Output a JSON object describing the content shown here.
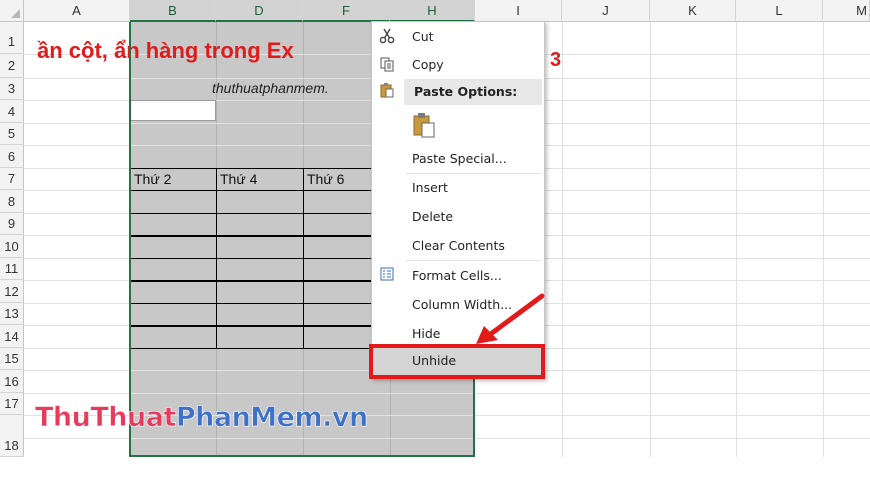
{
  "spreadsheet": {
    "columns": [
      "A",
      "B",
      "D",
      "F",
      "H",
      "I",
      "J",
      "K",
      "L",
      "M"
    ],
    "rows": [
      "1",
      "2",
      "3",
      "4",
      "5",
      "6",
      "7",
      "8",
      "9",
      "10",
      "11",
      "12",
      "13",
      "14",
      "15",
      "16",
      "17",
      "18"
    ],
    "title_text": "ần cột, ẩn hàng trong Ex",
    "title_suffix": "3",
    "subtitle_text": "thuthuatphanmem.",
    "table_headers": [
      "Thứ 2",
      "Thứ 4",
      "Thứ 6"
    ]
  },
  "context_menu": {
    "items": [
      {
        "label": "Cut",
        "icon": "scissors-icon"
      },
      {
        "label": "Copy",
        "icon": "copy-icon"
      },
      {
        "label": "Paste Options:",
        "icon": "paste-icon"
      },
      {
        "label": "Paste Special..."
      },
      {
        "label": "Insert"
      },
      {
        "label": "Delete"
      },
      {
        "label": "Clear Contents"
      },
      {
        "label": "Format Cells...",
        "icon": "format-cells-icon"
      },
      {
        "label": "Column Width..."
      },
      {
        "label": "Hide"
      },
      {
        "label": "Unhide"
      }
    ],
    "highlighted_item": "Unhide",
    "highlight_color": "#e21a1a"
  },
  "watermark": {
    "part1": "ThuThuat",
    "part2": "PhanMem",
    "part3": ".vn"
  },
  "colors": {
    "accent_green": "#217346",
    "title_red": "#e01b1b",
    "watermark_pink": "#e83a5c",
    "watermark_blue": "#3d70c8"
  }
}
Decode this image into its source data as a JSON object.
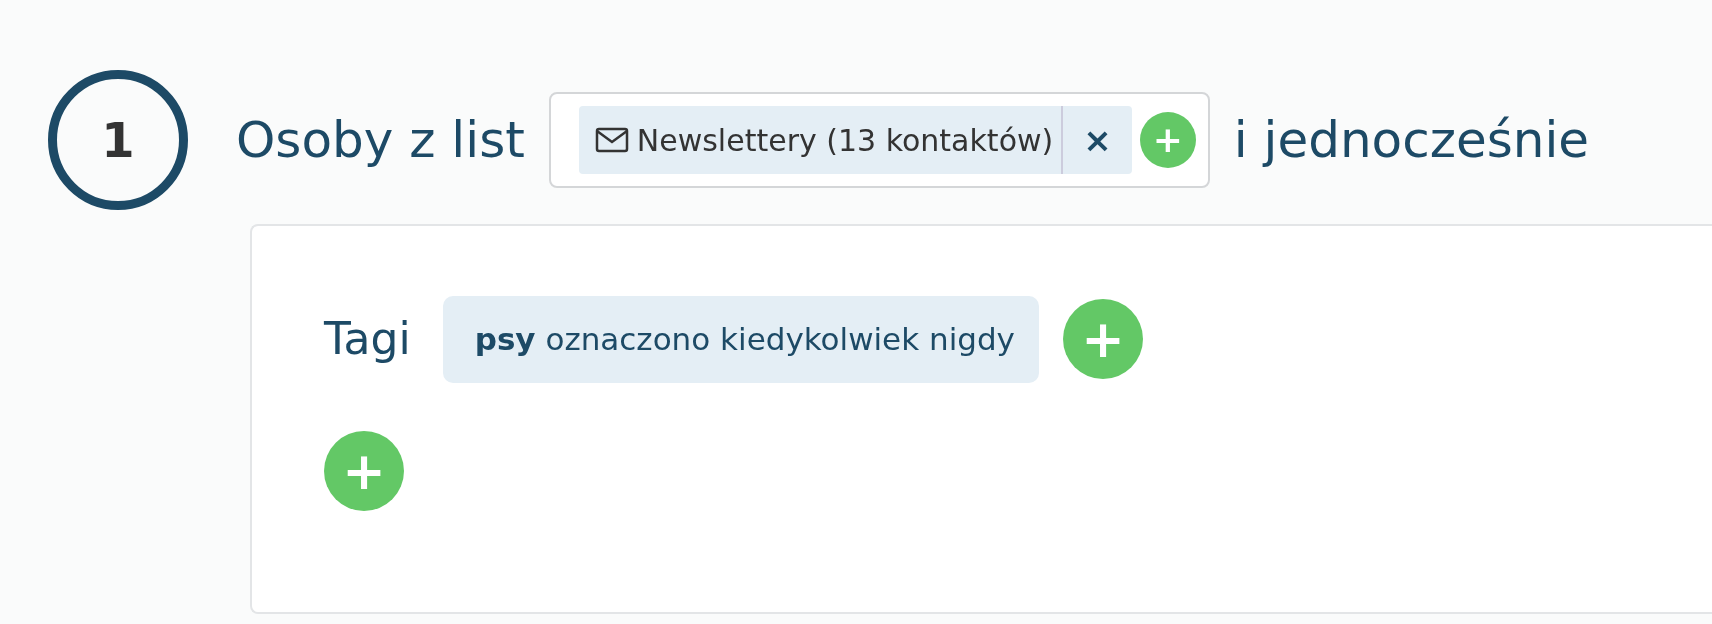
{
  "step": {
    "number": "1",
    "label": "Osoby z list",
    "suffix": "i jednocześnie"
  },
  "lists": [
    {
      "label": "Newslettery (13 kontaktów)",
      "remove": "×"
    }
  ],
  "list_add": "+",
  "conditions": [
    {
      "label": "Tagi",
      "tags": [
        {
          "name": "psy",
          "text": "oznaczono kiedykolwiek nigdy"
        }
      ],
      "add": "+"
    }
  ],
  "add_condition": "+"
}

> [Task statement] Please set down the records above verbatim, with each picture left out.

> [Solution to the exercise]
Output a JSON object describing the content shown here.
{
  "spreadsheet": {
    "columns": [
      "A",
      "B",
      "D",
      "F",
      "H",
      "I",
      "J",
      "K",
      "L",
      "M"
    ],
    "rows": [
      "1",
      "2",
      "3",
      "4",
      "5",
      "6",
      "7",
      "8",
      "9",
      "10",
      "11",
      "12",
      "13",
      "14",
      "15",
      "16",
      "17",
      "18"
    ],
    "title_text": "ần cột, ẩn hàng trong Ex",
    "title_suffix": "3",
    "subtitle_text": "thuthuatphanmem.",
    "table_headers": [
      "Thứ 2",
      "Thứ 4",
      "Thứ 6"
    ]
  },
  "context_menu": {
    "items": [
      {
        "label": "Cut",
        "icon": "scissors-icon"
      },
      {
        "label": "Copy",
        "icon": "copy-icon"
      },
      {
        "label": "Paste Options:",
        "icon": "paste-icon"
      },
      {
        "label": "Paste Special..."
      },
      {
        "label": "Insert"
      },
      {
        "label": "Delete"
      },
      {
        "label": "Clear Contents"
      },
      {
        "label": "Format Cells...",
        "icon": "format-cells-icon"
      },
      {
        "label": "Column Width..."
      },
      {
        "label": "Hide"
      },
      {
        "label": "Unhide"
      }
    ],
    "highlighted_item": "Unhide",
    "highlight_color": "#e21a1a"
  },
  "watermark": {
    "part1": "ThuThuat",
    "part2": "PhanMem",
    "part3": ".vn"
  },
  "colors": {
    "accent_green": "#217346",
    "title_red": "#e01b1b",
    "watermark_pink": "#e83a5c",
    "watermark_blue": "#3d70c8"
  }
}
Decode this image into its source data as a JSON object.
{
  "step": {
    "number": "1",
    "label": "Osoby z list",
    "suffix": "i jednocześnie"
  },
  "lists": [
    {
      "label": "Newslettery (13 kontaktów)",
      "remove": "×"
    }
  ],
  "list_add": "+",
  "conditions": [
    {
      "label": "Tagi",
      "tags": [
        {
          "name": "psy",
          "text": "oznaczono kiedykolwiek nigdy"
        }
      ],
      "add": "+"
    }
  ],
  "add_condition": "+"
}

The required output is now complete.